Fsg Originals, Paperback, 9780374534462, 336pp.
Publication Date: April 16, 2013
An exhilarating reinvention of the gothic novel, inspired by the iconic characters of our greatest myths and nightmares. Now a hit television series on Netflix.
The body of a young girl is found mangled and murdered in the woods of Hemlock Grove, Pennsylvania, in the shadow of the abandoned Godfrey Steel mill. A manhunt ensues though the authorities aren't sure if it's a man they should be looking for.
Some suspect an escapee from the White Tower, a foreboding biotech facility owned by the Godfrey family their personal fortune and the local economy having moved on from Pittsburgh steel where, if rumors are true, biological experiments of the most unethical kind take place. Others turn to Peter Rumancek, a Gypsy trailer-trash kid who has told impressionable high school classmates that he's a werewolf. Or perhaps it's Roman, the son of the late JR Godfrey, who rules the adolescent social scene with the casual arrogance of a cold-blooded aristocrat, his superior status unquestioned despite his decidedly freakish sister, Shelley, whose monstrous medical conditions belie a sweet intelligence, and his otherworldly control freak of a mother, Olivia.
At once a riveting mystery and a fascinating revelation of the grotesque and the darkness in us all, "Hemlock Grove" has the architecture and energy to become a classic in its own right and Brian McGreevy the talent and ambition to enthrall us for years to come.
“It takes a rare stroke of genius to reconfigure the gothic novel within the postindustrial barrens of steel country, and another entirely to upstage this conceit with a mythic and ambitious story of adolescence and alienation. Like a collaboration between Edgar Allan Poe and J. D. Salinger, this is a real emerging talent.” —Philipp Meyer, author of American Rust "A wonderfully creative and twisted reinvention of classic monster archetypes, wrapped up in a mysterious thriller. I loved it. Brian McGreevy is a welcome new voice in horror literature, but be warned: it's not for the faint of heart, or stomach." —Eli Roth, director of Hostel

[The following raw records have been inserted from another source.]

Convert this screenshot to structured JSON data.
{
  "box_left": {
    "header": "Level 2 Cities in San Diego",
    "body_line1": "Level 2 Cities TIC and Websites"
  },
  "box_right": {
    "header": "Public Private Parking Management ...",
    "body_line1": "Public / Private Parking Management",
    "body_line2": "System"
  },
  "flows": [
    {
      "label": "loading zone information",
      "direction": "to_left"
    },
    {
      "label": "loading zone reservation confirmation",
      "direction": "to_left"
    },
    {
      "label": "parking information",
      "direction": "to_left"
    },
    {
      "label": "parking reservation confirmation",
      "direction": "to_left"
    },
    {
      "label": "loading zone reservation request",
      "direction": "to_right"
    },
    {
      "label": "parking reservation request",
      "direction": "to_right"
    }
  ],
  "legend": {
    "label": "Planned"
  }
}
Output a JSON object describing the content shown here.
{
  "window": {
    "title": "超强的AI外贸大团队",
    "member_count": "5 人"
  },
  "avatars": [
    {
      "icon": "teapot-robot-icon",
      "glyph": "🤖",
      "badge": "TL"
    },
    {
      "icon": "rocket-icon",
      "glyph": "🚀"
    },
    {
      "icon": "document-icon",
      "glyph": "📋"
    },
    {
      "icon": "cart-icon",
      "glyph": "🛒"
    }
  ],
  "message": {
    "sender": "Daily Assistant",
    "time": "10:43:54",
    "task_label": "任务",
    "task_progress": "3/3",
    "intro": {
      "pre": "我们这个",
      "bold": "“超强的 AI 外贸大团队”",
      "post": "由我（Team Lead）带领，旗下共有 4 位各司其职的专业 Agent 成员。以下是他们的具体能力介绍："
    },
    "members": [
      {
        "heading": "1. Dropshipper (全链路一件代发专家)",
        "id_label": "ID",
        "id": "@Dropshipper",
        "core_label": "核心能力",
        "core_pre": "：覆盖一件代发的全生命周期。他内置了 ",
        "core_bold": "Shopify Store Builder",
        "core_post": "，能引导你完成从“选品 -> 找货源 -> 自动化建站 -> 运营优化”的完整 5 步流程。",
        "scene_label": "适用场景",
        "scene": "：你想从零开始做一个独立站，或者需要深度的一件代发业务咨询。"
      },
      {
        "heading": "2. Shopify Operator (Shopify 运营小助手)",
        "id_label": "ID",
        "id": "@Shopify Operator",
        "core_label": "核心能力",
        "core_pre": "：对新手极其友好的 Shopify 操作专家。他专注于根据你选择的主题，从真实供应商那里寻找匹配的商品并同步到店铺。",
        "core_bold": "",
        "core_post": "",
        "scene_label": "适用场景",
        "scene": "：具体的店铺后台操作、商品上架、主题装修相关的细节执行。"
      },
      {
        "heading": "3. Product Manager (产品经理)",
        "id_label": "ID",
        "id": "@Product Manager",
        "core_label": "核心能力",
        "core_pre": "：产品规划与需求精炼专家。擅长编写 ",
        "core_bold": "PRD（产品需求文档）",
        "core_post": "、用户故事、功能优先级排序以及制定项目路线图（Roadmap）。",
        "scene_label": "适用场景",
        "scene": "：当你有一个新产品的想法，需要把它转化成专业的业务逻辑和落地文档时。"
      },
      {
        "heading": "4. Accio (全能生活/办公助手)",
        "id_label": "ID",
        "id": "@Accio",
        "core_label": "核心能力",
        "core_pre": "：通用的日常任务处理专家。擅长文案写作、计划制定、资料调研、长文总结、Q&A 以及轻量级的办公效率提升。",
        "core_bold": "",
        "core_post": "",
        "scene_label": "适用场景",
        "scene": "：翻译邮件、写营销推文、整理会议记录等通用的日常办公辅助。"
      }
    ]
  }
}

“This is . . . horror with a respect for its literary antecedents.” —Yvonne Zipp, The Washington Post